-- Material for this exercise follows --

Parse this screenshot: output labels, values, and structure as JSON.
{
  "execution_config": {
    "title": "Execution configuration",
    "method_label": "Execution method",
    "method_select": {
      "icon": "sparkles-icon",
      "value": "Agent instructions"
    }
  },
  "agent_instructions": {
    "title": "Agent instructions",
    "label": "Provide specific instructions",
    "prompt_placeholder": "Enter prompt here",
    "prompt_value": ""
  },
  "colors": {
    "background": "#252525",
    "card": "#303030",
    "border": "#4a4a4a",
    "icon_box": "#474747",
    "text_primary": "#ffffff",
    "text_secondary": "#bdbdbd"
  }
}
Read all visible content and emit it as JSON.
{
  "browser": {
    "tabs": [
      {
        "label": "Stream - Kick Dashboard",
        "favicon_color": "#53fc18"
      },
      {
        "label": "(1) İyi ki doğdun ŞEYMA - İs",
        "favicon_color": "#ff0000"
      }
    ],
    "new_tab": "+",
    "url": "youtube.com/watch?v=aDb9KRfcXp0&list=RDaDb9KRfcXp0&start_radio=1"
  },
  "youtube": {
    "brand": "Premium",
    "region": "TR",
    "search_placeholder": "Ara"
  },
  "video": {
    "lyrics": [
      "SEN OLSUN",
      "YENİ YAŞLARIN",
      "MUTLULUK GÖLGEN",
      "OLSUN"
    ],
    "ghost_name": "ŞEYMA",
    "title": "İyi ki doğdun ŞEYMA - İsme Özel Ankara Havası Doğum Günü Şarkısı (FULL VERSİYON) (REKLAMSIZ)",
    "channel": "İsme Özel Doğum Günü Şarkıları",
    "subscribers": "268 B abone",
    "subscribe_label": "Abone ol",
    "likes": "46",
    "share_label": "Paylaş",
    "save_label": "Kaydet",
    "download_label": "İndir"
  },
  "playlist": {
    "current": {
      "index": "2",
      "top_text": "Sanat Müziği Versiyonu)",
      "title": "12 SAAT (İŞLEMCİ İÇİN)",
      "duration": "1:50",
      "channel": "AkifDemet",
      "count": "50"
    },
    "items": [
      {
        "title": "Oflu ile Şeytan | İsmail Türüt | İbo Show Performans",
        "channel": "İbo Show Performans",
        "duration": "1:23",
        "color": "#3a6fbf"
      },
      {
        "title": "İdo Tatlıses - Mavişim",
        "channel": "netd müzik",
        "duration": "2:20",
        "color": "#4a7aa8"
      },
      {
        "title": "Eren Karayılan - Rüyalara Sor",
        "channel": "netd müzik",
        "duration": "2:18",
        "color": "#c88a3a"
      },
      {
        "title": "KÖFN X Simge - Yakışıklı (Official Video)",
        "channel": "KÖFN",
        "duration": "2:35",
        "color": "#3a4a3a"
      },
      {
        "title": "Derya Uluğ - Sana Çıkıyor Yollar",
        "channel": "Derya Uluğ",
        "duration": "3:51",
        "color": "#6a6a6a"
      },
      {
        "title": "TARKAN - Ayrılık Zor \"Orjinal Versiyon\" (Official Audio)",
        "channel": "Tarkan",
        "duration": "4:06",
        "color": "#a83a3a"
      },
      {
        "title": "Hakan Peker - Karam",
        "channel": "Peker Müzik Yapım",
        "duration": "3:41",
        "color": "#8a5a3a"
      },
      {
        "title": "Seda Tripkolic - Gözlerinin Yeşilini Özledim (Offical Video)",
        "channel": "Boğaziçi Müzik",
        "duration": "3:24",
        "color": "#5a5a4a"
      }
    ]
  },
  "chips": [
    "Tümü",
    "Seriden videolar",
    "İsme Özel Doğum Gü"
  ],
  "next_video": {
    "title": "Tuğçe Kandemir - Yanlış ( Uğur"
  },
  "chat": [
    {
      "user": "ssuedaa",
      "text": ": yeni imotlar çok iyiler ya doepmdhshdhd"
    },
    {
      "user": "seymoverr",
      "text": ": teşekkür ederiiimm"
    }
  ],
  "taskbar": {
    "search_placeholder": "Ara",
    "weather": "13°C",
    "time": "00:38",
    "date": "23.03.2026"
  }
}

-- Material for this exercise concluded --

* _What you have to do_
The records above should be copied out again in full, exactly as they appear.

* _Solved exercise_
Parse this screenshot: output labels, values, and structure as JSON.
{
  "execution_config": {
    "title": "Execution configuration",
    "method_label": "Execution method",
    "method_select": {
      "icon": "sparkles-icon",
      "value": "Agent instructions"
    }
  },
  "agent_instructions": {
    "title": "Agent instructions",
    "label": "Provide specific instructions",
    "prompt_placeholder": "Enter prompt here",
    "prompt_value": ""
  },
  "colors": {
    "background": "#252525",
    "card": "#303030",
    "border": "#4a4a4a",
    "icon_box": "#474747",
    "text_primary": "#ffffff",
    "text_secondary": "#bdbdbd"
  }
}
Read all visible content and emit it as JSON.
{
  "browser": {
    "tabs": [
      {
        "label": "Stream - Kick Dashboard",
        "favicon_color": "#53fc18"
      },
      {
        "label": "(1) İyi ki doğdun ŞEYMA - İs",
        "favicon_color": "#ff0000"
      }
    ],
    "new_tab": "+",
    "url": "youtube.com/watch?v=aDb9KRfcXp0&list=RDaDb9KRfcXp0&start_radio=1"
  },
  "youtube": {
    "brand": "Premium",
    "region": "TR",
    "search_placeholder": "Ara"
  },
  "video": {
    "lyrics": [
      "SEN OLSUN",
      "YENİ YAŞLARIN",
      "MUTLULUK GÖLGEN",
      "OLSUN"
    ],
    "ghost_name": "ŞEYMA",
    "title": "İyi ki doğdun ŞEYMA - İsme Özel Ankara Havası Doğum Günü Şarkısı (FULL VERSİYON) (REKLAMSIZ)",
    "channel": "İsme Özel Doğum Günü Şarkıları",
    "subscribers": "268 B abone",
    "subscribe_label": "Abone ol",
    "likes": "46",
    "share_label": "Paylaş",
    "save_label": "Kaydet",
    "download_label": "İndir"
  },
  "playlist": {
    "current": {
      "index": "2",
      "top_text": "Sanat Müziği Versiyonu)",
      "title": "12 SAAT (İŞLEMCİ İÇİN)",
      "duration": "1:50",
      "channel": "AkifDemet",
      "count": "50"
    },
    "items": [
      {
        "title": "Oflu ile Şeytan | İsmail Türüt | İbo Show Performans",
        "channel": "İbo Show Performans",
        "duration": "1:23",
        "color": "#3a6fbf"
      },
      {
        "title": "İdo Tatlıses - Mavişim",
        "channel": "netd müzik",
        "duration": "2:20",
        "color": "#4a7aa8"
      },
      {
        "title": "Eren Karayılan - Rüyalara Sor",
        "channel": "netd müzik",
        "duration": "2:18",
        "color": "#c88a3a"
      },
      {
        "title": "KÖFN X Simge - Yakışıklı (Official Video)",
        "channel": "KÖFN",
        "duration": "2:35",
        "color": "#3a4a3a"
      },
      {
        "title": "Derya Uluğ - Sana Çıkıyor Yollar",
        "channel": "Derya Uluğ",
        "duration": "3:51",
        "color": "#6a6a6a"
      },
      {
        "title": "TARKAN - Ayrılık Zor \"Orjinal Versiyon\" (Official Audio)",
        "channel": "Tarkan",
        "duration": "4:06",
        "color": "#a83a3a"
      },
      {
        "title": "Hakan Peker - Karam",
        "channel": "Peker Müzik Yapım",
        "duration": "3:41",
        "color": "#8a5a3a"
      },
      {
        "title": "Seda Tripkolic - Gözlerinin Yeşilini Özledim (Offical Video)",
        "channel": "Boğaziçi Müzik",
        "duration": "3:24",
        "color": "#5a5a4a"
      }
    ]
  },
  "chips": [
    "Tümü",
    "Seriden videolar",
    "İsme Özel Doğum Gü"
  ],
  "next_video": {
    "title": "Tuğçe Kandemir - Yanlış ( Uğur"
  },
  "chat": [
    {
      "user": "ssuedaa",
      "text": ": yeni imotlar çok iyiler ya doepmdhshdhd"
    },
    {
      "user": "seymoverr",
      "text": ": teşekkür ederiiimm"
    }
  ],
  "taskbar": {
    "search_placeholder": "Ara",
    "weather": "13°C",
    "time": "00:38",
    "date": "23.03.2026"
  }
}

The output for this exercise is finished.